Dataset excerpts
□ □ □

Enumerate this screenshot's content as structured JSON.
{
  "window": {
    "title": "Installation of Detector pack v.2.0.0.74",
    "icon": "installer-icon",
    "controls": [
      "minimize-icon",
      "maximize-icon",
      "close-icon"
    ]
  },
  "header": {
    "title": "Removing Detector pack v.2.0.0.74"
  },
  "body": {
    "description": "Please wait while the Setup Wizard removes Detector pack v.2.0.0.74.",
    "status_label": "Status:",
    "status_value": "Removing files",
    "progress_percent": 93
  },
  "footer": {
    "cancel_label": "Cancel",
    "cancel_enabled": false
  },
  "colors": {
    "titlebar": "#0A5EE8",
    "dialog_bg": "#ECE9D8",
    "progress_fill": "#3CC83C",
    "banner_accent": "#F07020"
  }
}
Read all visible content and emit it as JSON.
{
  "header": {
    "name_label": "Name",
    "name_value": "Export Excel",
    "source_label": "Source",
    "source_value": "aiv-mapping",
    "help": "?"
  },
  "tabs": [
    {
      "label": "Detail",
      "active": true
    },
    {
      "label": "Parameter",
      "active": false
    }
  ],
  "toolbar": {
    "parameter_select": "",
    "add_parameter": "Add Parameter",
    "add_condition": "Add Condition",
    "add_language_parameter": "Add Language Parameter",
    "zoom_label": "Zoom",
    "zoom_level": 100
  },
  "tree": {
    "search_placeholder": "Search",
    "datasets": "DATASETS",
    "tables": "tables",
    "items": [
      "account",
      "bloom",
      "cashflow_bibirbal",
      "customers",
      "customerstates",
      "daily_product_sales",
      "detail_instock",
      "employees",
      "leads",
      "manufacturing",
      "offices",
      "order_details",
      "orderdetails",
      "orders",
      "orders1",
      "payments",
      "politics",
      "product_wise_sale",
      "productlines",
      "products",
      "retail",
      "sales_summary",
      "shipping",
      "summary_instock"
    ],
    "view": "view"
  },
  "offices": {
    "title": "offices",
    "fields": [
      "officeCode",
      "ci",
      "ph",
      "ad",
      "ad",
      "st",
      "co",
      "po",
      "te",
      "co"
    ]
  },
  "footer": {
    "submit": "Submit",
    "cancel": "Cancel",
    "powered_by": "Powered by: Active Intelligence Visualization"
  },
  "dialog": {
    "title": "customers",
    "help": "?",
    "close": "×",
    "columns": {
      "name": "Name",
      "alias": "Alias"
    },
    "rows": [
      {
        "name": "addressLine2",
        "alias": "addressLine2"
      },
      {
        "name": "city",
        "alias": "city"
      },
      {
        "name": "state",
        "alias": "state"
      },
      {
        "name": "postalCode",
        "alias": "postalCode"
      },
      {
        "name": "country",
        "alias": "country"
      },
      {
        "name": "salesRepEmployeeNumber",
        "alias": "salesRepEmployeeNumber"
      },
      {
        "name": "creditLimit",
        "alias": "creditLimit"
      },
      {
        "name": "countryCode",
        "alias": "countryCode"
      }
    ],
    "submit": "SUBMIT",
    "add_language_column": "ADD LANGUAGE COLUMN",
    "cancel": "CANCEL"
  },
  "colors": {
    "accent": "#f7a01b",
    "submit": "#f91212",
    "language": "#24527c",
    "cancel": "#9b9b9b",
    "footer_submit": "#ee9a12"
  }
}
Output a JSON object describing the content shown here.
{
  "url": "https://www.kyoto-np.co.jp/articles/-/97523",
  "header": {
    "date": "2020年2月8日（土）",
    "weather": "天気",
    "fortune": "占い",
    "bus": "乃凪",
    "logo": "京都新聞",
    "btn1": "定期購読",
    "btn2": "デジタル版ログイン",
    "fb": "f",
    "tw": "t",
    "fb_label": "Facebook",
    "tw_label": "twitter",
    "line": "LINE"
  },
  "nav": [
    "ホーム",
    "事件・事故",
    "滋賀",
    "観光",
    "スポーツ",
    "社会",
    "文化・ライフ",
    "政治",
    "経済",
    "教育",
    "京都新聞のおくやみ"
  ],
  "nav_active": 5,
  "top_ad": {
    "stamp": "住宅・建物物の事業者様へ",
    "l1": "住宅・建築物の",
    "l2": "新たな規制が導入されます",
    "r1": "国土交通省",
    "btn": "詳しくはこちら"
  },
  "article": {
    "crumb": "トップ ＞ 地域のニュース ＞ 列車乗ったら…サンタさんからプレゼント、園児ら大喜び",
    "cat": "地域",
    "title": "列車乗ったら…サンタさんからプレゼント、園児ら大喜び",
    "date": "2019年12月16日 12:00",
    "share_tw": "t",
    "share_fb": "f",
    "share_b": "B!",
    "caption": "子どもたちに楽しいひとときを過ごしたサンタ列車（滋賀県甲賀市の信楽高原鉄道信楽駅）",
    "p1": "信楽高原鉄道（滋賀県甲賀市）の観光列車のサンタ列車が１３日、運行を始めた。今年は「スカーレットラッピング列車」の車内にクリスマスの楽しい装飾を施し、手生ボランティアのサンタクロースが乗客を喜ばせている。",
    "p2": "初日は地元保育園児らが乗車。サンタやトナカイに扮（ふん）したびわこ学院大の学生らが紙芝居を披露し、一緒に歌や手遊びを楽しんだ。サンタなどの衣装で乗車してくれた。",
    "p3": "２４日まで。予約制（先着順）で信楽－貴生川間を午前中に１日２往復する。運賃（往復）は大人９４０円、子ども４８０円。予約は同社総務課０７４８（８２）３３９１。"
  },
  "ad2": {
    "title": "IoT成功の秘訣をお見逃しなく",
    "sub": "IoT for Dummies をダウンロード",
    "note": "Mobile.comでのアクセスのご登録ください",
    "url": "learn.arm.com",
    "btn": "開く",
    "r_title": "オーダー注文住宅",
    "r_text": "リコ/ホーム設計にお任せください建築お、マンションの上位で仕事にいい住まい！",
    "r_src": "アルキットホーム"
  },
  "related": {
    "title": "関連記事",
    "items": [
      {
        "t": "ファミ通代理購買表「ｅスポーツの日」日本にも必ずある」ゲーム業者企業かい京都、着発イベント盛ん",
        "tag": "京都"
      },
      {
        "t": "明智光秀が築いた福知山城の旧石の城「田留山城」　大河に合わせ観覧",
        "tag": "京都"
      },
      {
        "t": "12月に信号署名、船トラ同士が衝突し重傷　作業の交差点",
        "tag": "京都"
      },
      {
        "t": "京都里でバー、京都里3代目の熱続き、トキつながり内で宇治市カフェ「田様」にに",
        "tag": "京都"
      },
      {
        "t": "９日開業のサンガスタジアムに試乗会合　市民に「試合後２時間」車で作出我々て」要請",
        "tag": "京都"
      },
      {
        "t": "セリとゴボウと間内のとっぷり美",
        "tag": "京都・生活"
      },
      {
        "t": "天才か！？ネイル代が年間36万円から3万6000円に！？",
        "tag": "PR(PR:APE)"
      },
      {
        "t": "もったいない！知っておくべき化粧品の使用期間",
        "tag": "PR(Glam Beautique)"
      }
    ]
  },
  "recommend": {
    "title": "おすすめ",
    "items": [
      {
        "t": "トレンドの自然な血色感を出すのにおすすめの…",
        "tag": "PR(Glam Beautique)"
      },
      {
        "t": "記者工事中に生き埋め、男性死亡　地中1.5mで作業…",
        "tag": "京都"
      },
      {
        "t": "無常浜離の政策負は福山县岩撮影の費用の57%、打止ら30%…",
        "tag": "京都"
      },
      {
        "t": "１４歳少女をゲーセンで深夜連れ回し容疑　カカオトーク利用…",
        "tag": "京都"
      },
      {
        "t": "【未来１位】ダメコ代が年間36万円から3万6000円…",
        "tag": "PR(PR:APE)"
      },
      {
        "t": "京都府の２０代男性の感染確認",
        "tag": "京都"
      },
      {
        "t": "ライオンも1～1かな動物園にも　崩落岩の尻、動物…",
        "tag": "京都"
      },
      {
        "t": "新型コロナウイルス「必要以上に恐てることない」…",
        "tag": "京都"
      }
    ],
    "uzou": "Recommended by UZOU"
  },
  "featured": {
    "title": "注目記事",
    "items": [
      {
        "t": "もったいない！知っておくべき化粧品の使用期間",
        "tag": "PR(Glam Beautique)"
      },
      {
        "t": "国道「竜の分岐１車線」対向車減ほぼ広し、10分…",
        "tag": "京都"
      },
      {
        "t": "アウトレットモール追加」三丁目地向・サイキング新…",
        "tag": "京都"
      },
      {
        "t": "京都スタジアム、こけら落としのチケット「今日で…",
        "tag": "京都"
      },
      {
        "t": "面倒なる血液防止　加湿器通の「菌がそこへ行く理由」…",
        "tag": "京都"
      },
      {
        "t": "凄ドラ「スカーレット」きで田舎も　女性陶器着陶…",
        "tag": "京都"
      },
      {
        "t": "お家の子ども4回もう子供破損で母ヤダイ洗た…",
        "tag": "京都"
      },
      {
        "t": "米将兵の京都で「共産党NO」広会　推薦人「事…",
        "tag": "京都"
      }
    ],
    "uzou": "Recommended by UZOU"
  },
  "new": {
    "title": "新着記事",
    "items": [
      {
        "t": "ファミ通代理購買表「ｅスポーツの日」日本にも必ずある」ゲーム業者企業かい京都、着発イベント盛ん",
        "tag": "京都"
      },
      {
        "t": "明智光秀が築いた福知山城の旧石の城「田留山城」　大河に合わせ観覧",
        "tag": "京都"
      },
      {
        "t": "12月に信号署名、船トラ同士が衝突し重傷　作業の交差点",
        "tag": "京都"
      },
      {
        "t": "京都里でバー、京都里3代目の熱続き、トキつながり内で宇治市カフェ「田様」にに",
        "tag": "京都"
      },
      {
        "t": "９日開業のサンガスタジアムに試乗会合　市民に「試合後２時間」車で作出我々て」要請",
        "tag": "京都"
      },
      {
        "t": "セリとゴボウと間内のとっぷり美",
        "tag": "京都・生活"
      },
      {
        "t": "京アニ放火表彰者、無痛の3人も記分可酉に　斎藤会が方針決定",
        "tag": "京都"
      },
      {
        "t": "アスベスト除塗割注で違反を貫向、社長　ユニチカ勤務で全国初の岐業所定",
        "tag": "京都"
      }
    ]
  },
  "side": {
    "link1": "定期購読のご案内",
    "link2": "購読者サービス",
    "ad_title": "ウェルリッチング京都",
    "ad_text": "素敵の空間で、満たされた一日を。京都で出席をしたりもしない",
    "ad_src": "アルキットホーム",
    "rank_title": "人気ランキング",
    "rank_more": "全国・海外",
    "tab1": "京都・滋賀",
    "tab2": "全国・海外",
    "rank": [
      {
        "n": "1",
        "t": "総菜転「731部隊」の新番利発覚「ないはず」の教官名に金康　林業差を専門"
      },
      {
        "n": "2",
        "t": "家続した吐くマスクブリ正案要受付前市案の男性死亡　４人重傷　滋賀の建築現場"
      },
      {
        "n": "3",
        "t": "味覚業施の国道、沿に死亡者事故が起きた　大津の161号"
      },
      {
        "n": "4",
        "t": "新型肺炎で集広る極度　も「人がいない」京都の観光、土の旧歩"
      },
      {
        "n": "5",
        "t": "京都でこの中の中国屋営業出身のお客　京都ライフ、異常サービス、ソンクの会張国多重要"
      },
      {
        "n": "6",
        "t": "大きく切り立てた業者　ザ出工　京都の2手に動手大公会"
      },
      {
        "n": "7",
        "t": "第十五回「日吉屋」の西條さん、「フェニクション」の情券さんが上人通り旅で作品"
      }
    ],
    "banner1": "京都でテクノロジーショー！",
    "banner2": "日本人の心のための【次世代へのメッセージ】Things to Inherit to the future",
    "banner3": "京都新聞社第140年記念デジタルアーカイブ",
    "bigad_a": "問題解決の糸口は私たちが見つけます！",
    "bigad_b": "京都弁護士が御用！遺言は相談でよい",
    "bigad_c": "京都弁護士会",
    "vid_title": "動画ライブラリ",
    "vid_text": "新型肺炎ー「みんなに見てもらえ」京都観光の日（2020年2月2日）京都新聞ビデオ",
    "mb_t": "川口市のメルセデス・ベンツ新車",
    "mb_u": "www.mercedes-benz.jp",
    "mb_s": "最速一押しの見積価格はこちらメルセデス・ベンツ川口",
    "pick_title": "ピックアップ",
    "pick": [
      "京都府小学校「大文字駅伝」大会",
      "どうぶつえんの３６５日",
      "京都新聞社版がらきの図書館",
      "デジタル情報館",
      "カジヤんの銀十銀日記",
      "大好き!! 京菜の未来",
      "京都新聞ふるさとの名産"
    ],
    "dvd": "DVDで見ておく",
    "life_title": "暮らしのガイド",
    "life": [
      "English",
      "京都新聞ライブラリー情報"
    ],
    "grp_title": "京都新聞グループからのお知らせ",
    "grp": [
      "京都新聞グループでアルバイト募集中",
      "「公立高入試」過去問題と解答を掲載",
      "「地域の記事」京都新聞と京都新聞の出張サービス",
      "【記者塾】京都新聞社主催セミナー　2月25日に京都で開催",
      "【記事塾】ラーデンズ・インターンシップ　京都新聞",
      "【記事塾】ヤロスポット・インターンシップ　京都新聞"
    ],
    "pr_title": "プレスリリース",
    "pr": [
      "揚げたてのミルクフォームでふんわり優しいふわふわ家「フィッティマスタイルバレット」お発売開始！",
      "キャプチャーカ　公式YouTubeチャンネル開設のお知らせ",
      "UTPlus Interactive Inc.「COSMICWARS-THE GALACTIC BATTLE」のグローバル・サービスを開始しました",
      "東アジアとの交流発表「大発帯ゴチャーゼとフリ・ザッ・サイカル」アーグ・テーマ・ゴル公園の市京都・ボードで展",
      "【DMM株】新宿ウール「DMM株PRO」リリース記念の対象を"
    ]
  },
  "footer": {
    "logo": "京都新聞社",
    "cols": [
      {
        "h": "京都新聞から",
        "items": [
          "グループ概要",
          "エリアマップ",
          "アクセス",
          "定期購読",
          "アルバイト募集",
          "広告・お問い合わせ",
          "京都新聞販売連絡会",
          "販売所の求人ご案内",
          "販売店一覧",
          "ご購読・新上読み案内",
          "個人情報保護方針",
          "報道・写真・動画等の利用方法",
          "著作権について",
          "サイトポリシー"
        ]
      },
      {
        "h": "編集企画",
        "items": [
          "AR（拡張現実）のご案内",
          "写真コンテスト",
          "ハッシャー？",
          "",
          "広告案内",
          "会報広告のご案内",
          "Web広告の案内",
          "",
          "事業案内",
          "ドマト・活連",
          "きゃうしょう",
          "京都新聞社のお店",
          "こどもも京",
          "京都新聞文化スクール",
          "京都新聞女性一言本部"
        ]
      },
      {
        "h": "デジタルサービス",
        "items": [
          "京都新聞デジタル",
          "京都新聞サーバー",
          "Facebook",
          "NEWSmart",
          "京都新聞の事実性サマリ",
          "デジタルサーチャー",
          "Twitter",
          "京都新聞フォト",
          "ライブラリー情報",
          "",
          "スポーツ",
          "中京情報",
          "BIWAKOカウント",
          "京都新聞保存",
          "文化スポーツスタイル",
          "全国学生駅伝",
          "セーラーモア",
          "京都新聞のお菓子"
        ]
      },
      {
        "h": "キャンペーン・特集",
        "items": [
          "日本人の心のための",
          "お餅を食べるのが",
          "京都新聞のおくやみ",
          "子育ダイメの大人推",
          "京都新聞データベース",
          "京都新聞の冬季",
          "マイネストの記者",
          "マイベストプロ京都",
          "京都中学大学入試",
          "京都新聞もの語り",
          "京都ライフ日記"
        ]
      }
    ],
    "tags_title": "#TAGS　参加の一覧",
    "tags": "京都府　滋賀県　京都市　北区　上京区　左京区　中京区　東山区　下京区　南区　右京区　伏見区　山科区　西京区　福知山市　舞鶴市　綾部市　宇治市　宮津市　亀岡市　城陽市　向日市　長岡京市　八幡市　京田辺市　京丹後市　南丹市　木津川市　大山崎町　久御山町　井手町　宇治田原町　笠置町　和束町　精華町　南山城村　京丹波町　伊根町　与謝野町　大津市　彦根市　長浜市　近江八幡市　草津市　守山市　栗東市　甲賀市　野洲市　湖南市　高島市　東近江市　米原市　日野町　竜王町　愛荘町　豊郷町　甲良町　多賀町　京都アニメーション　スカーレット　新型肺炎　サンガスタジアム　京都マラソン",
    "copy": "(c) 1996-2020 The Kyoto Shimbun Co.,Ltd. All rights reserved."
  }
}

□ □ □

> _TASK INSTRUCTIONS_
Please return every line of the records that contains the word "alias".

> _RESULT BELOW_
      "alias": "Alias"
        "alias": "addressLine2"
        "alias": "city"
        "alias": "state"
        "alias": "postalCode"
        "alias": "country"
        "alias": "salesRepEmployeeNumber"
        "alias": "creditLimit"
        "alias": "countryCode"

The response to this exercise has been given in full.